More than 21,000 cases of the tick-borne disease are now reported every year, the CDC said, making it the most common illness transmitted by bugs or animals in the United States.

The northeastern states had the most cases, with 2,335 cases reported in Massachusetts in 2005, 3,363 in New Jersey, 5,565 in New York, and 4,287 in Pennsylvania.

"This increase likely is the result of several factors, including a true increase in disease incidence and enhanced case detection resulting from implementation of laboratory-based surveillance in several states," the CDC said in its weekly report on death and disease.

Lyme disease, marked by a characteristic rash and joint pain, can cause long-term effects if not treated with antibiotics. They can include arthritis, heart disease and nervous system damage.

It is caused by bacteria called Borrelia burgdorferi and is easily treated with antibiotics.

The CDC said a Lyme disease vaccine was once available but was taken off the market in 2002, after the company that made it reported poor sales.

"Persons can lower their risk for the disease and other tick-borne illnesses by avoiding tick-infested areas when possible, using insect repellents containing DEET, and performing daily self-examination for ticks," the CDC advised.

Picking the ticks off within 24 hours also makes them less likely to transmit the bacteria.

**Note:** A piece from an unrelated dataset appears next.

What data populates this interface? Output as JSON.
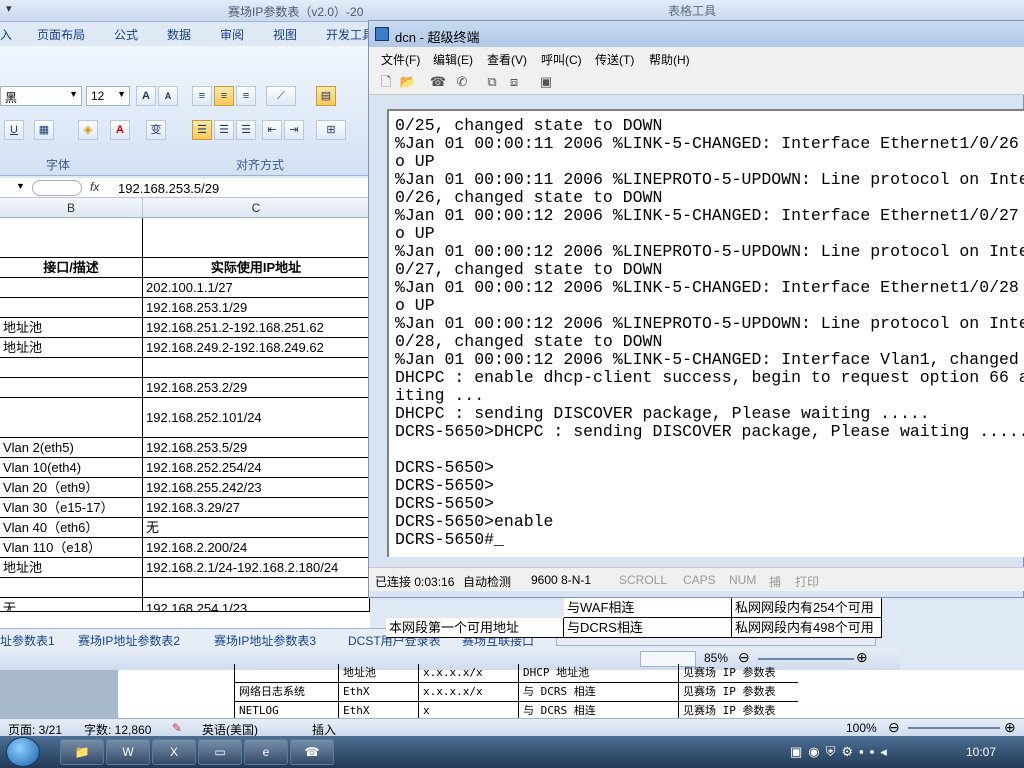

"Tick populations around homes and in recreational areas can be reduced 50 percent to 90 percent through simple landscaping practices such as removing brush and leaf litter or creating a buffer zone of wood chips or gravel between forest and lawn or recreational areas," the CDC said.